By attempting to mock Jesus (which, by the way, is what the people who crucified him did), these people are attempting to rub something in the face of Christians. They might not even think that they are mocking Jesus; their intent is probably to mock his followers. However, a very interesting Bible passage comes to mind that relates to this. In Acts 9, the risen Christ speaks to Saul of Tarsus about his persecution of Christians. In verse 4, Jesus says, “Saul, Saul, why are you persecuting me?” The point is that Jesus identifies so closely with his followers that he considers persecution of them to be persecution of himself. Those of us who follow Jesus and are the intended targets of such mocking and persecution can rest in the fact that Jesus takes our persecution very personally.
Such public displays of mocking Jesus, no matter how triumphantly they may seem to be done, fail miserably, for “God is not mocked,” and “whatever one sows, that will he also reap” (Galatians 6:7). If you sow mocking of the only one who can save you from your sin and who will judge you in the end, then you sow eternal judgment upon yourself. Every knee will bow, and every tongue will confess that Jesus is Lord (Philippians 2:10). Those who know Jesus by faith will bow the knee and confess him as Lord in joyous praise as they enter eternity in his presence; those who reject him will bow the knee and confess him as Lord while begging for a second chance that will not come as they realize that they are about to spend eternity in hell. The difference between those two scenarios lies in receiving Jesus as your Savior while you still have the breath of this life. “To all who did receive him (Jesus), who believed in his name, he gave the right to become children of God” (John 1:12).

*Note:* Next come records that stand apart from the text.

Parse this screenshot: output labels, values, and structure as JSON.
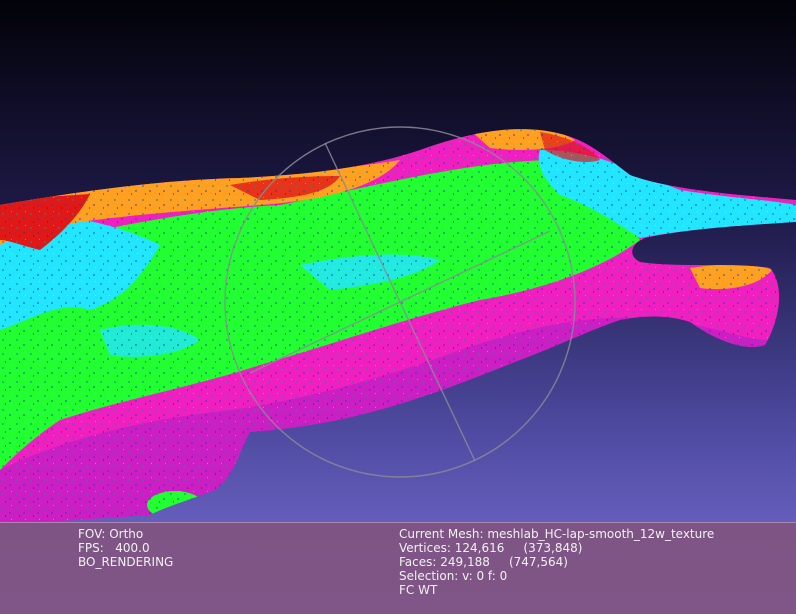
{
  "colors": {
    "bg_top": "#020208",
    "bg_bottom": "#7b72d6",
    "info_bar": "#805480",
    "info_text": "#f2f2f2",
    "mesh_magenta": "#f020c0",
    "mesh_green": "#20ff30",
    "mesh_cyan": "#20e8ff",
    "mesh_orange": "#ffa020",
    "mesh_red": "#e01818",
    "trackball": "#8a8a96"
  },
  "info": {
    "left": {
      "fov": "FOV: Ortho",
      "fps": "FPS:   400.0",
      "rendering": "BO_RENDERING"
    },
    "right": {
      "current_mesh": "Current Mesh: meshlab_HC-lap-smooth_12w_texture",
      "vertices": "Vertices: 124,616     (373,848)",
      "faces": "Faces: 249,188     (747,564)",
      "selection": "Selection: v: 0 f: 0",
      "fc": "FC WT"
    }
  },
  "viewport": {
    "object": "textured 3D mesh",
    "trackball": "trackball gizmo"
  }
}
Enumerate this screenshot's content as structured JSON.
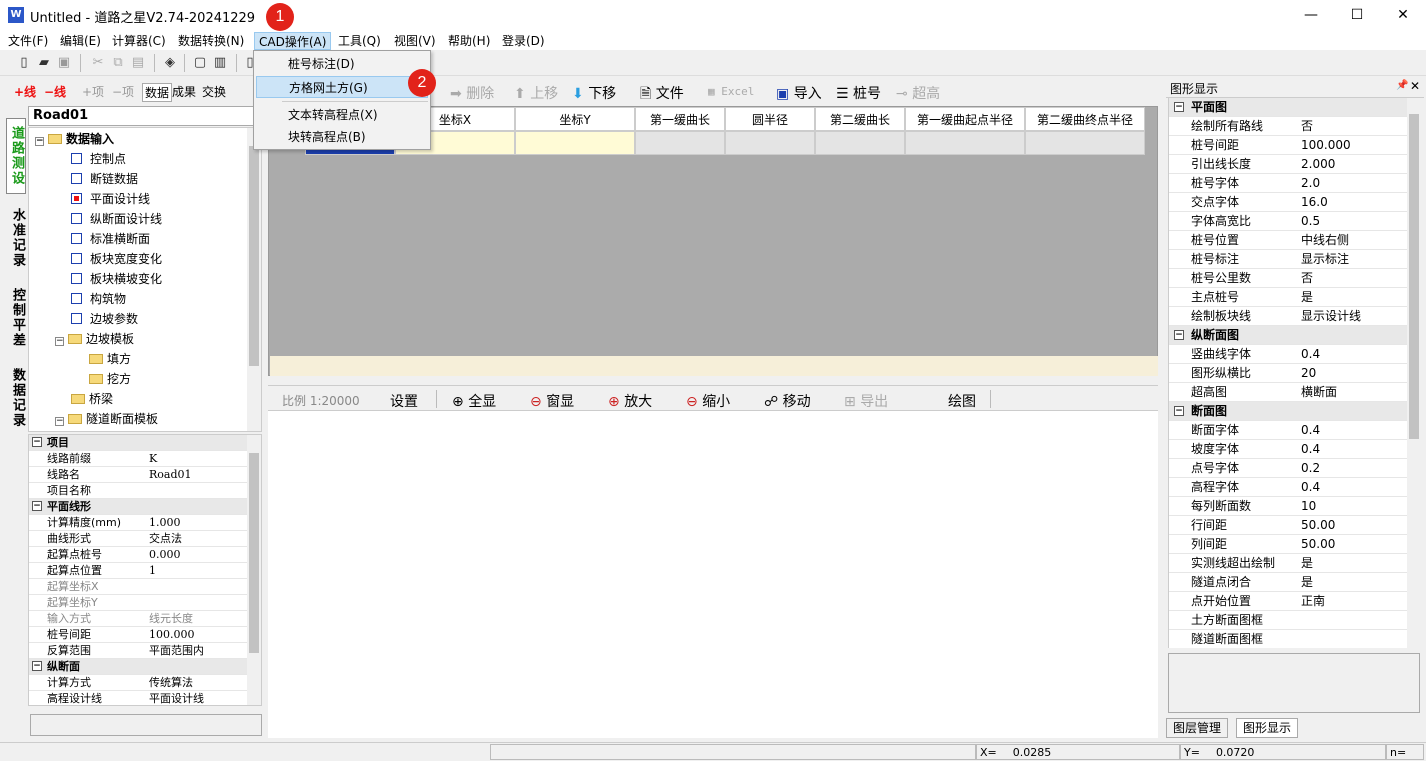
{
  "window": {
    "title": "Untitled - 道路之星V2.74-20241229",
    "minimize": "—",
    "maximize": "☐",
    "close": "✕"
  },
  "menubar": [
    "文件(F)",
    "编辑(E)",
    "计算器(C)",
    "数据转换(N)",
    "CAD操作(A)",
    "工具(Q)",
    "视图(V)",
    "帮助(H)",
    "登录(D)"
  ],
  "dropdown": {
    "items": [
      "桩号标注(D)",
      "方格网土方(G)",
      "文本转高程点(X)",
      "块转高程点(B)"
    ]
  },
  "badges": [
    "1",
    "2"
  ],
  "left_toolbar": {
    "add_line": "+线",
    "del_line": "−线",
    "add_item": "+项",
    "del_item": "−项",
    "data": "数据",
    "result": "成果",
    "exchange": "交换"
  },
  "vertical_tabs": [
    "道路测设",
    "水准记录",
    "控制平差",
    "数据记录"
  ],
  "road_name": "Road01",
  "tree": {
    "root": "数据输入",
    "items": [
      "控制点",
      "断链数据",
      "平面设计线",
      "纵断面设计线",
      "标准横断面",
      "板块宽度变化",
      "板块横坡变化",
      "构筑物",
      "边坡参数"
    ],
    "slope_template": "边坡模板",
    "slope_children": [
      "填方",
      "挖方"
    ],
    "bridge": "桥梁",
    "tunnel_template": "隧道断面模板"
  },
  "props": [
    {
      "group": "项目"
    },
    {
      "k": "线路前缀",
      "v": "K"
    },
    {
      "k": "线路名",
      "v": "Road01"
    },
    {
      "k": "项目名称",
      "v": ""
    },
    {
      "group": "平面线形"
    },
    {
      "k": "计算精度(mm)",
      "v": "1.000"
    },
    {
      "k": "曲线形式",
      "v": "交点法"
    },
    {
      "k": "起算点桩号",
      "v": "0.000"
    },
    {
      "k": "起算点位置",
      "v": "1"
    },
    {
      "k": "起算坐标X",
      "v": "",
      "dis": true
    },
    {
      "k": "起算坐标Y",
      "v": "",
      "dis": true
    },
    {
      "k": "输入方式",
      "v": "线元长度",
      "dis": true
    },
    {
      "k": "桩号间距",
      "v": "100.000"
    },
    {
      "k": "反算范围",
      "v": "平面范围内"
    },
    {
      "group": "纵断面"
    },
    {
      "k": "计算方式",
      "v": "传统算法"
    },
    {
      "k": "高程设计线",
      "v": "平面设计线"
    }
  ],
  "main_toolbar": {
    "delete": "删除",
    "up": "上移",
    "down": "下移",
    "file": "文件",
    "excel": "Excel",
    "import": "导入",
    "stake": "桩号",
    "elevation": "超高"
  },
  "grid_headers": [
    "坐标X",
    "坐标Y",
    "第一缓曲长",
    "圆半径",
    "第二缓曲长",
    "第一缓曲起点半径",
    "第二缓曲终点半径"
  ],
  "draw_toolbar": {
    "scale": "比例 1:20000",
    "settings": "设置",
    "fit": "全显",
    "window": "窗显",
    "zoom_in": "放大",
    "zoom_out": "缩小",
    "pan": "移动",
    "export": "导出",
    "draw": "绘图"
  },
  "right_panel": {
    "title": "图形显示",
    "rows": [
      {
        "group": "平面图"
      },
      {
        "k": "绘制所有路线",
        "v": "否"
      },
      {
        "k": "桩号间距",
        "v": "100.000"
      },
      {
        "k": "引出线长度",
        "v": "2.000"
      },
      {
        "k": "桩号字体",
        "v": "2.0"
      },
      {
        "k": "交点字体",
        "v": "16.0"
      },
      {
        "k": "字体高宽比",
        "v": "0.5"
      },
      {
        "k": "桩号位置",
        "v": "中线右侧"
      },
      {
        "k": "桩号标注",
        "v": "显示标注"
      },
      {
        "k": "桩号公里数",
        "v": "否"
      },
      {
        "k": "主点桩号",
        "v": "是"
      },
      {
        "k": "绘制板块线",
        "v": "显示设计线"
      },
      {
        "group": "纵断面图"
      },
      {
        "k": "竖曲线字体",
        "v": "0.4"
      },
      {
        "k": "图形纵横比",
        "v": "20"
      },
      {
        "k": "超高图",
        "v": "横断面"
      },
      {
        "group": "断面图"
      },
      {
        "k": "断面字体",
        "v": "0.4"
      },
      {
        "k": "坡度字体",
        "v": "0.4"
      },
      {
        "k": "点号字体",
        "v": "0.2"
      },
      {
        "k": "高程字体",
        "v": "0.4"
      },
      {
        "k": "每列断面数",
        "v": "10"
      },
      {
        "k": "行间距",
        "v": "50.00"
      },
      {
        "k": "列间距",
        "v": "50.00"
      },
      {
        "k": "实测线超出绘制",
        "v": "是"
      },
      {
        "k": "隧道点闭合",
        "v": "是"
      },
      {
        "k": "点开始位置",
        "v": "正南"
      },
      {
        "k": "土方断面图框",
        "v": ""
      },
      {
        "k": "隧道断面图框",
        "v": ""
      }
    ],
    "tabs": [
      "图层管理",
      "图形显示"
    ]
  },
  "status": {
    "x_label": "X=",
    "x_value": "0.0285",
    "y_label": "Y=",
    "y_value": "0.0720",
    "n_label": "n="
  }
}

The pictures that I referred to at the beginning of this post were of people who were attempting to portray Jesus as sinning, when, in reality, he is the one who knew no sin and yet became sin for us that we might become the righteousness of God in him (2 Corinthians 5:21). You do not have to do something so horrible as those people did to be facing the judgment of God in hell, for, no matter how good and nice you may seem to be, if you are not in Christ, you do not have that righteousness of God that comes only from being in him. When you stand before God at the end of your life, only having perfect righteousness will allow you entry into heaven for eternity. Since none of us are perfectly righteous in our behavior (or even in our thoughts or attitudes), you can only have that righteousness by having “become the righteousness of God” in Christ (2 Cor. 5:21), and you can only do that by asking him in faith to forgive you on the basis of his death on the cross having paid the penalty for your sins. If you’ve never done that, I urge you to do so now.